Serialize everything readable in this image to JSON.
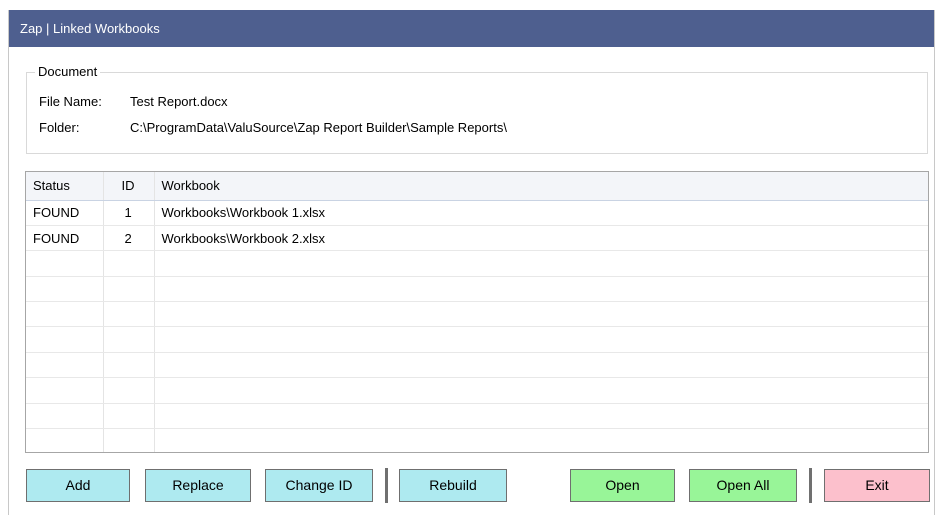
{
  "window": {
    "title": "Zap | Linked Workbooks"
  },
  "document": {
    "legend": "Document",
    "file_name_label": "File Name:",
    "file_name_value": "Test Report.docx",
    "folder_label": "Folder:",
    "folder_value": "C:\\ProgramData\\ValuSource\\Zap Report Builder\\Sample Reports\\"
  },
  "table": {
    "columns": [
      "Status",
      "ID",
      "Workbook"
    ],
    "rows": [
      [
        "FOUND",
        "1",
        "Workbooks\\Workbook 1.xlsx"
      ],
      [
        "FOUND",
        "2",
        "Workbooks\\Workbook 2.xlsx"
      ],
      [
        "",
        "",
        ""
      ],
      [
        "",
        "",
        ""
      ],
      [
        "",
        "",
        ""
      ],
      [
        "",
        "",
        ""
      ],
      [
        "",
        "",
        ""
      ],
      [
        "",
        "",
        ""
      ],
      [
        "",
        "",
        ""
      ],
      [
        "",
        "",
        ""
      ]
    ]
  },
  "buttons": {
    "add": "Add",
    "replace": "Replace",
    "change_id": "Change ID",
    "rebuild": "Rebuild",
    "open": "Open",
    "open_all": "Open All",
    "exit": "Exit"
  },
  "colors": {
    "titlebar": "#4e5f8f",
    "button_cyan": "#aeeaf0",
    "button_green": "#98f598",
    "button_pink": "#fcc0cc"
  }
}
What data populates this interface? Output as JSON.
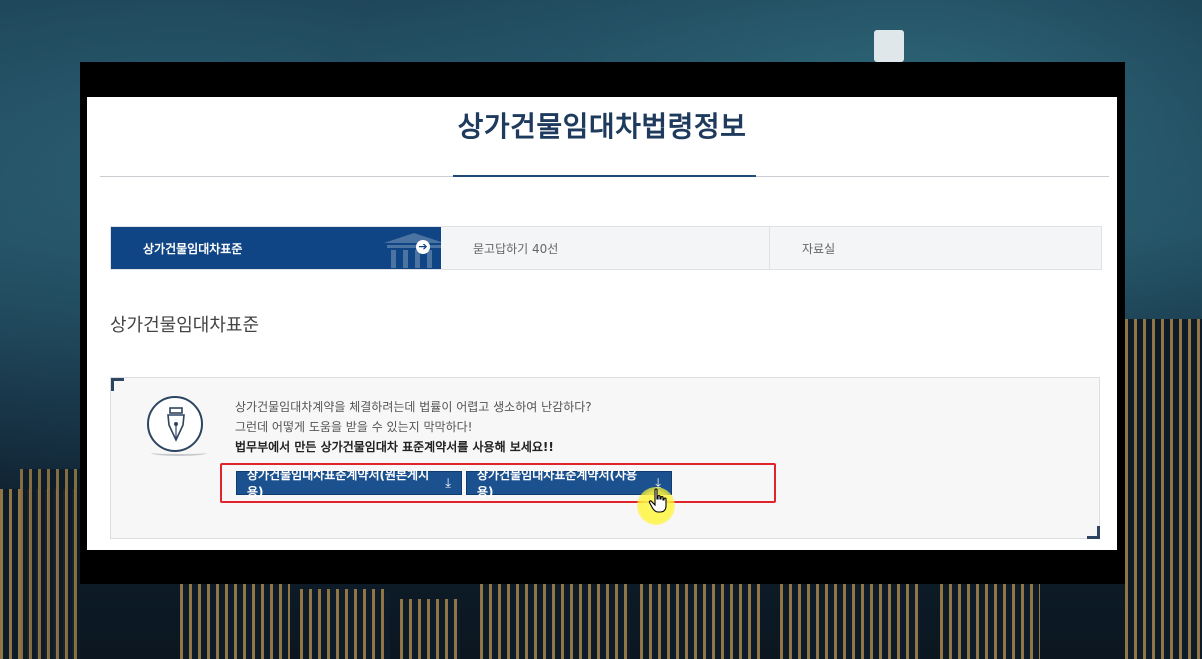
{
  "page": {
    "title": "상가건물임대차법령정보"
  },
  "tabs": [
    {
      "label": "상가건물임대차표준",
      "active": true
    },
    {
      "label": "묻고답하기 40선",
      "active": false
    },
    {
      "label": "자료실",
      "active": false
    }
  ],
  "section": {
    "title": "상가건물임대차표준"
  },
  "info": {
    "line1": "상가건물임대차계약을 체결하려는데 법률이 어렵고 생소하여 난감하다?",
    "line2": "그런데 어떻게 도움을 받을 수 있는지 막막하다!",
    "line3": "법무부에서 만든 상가건물임대차 표준계약서를 사용해 보세요!!"
  },
  "buttons": {
    "original": "상가건물임대차표준계약서(원본게시용)",
    "use": "상가건물임대차표준계약서(사용용)"
  },
  "icons": {
    "download": "download-icon",
    "pen": "fountain-pen-icon",
    "tab_arrow": "arrow-right-circle-icon",
    "cursor": "hand-pointer-icon"
  },
  "colors": {
    "brand_navy": "#1e3b5e",
    "tab_active": "#0f4585",
    "button": "#1c5190",
    "highlight": "#e0242b"
  }
}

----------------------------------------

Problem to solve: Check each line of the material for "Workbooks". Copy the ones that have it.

Answer area:
    "title": "Zap | Linked Workbooks"
        "Workbooks\\Workbook 1.xlsx"
        "Workbooks\\Workbook 2.xlsx"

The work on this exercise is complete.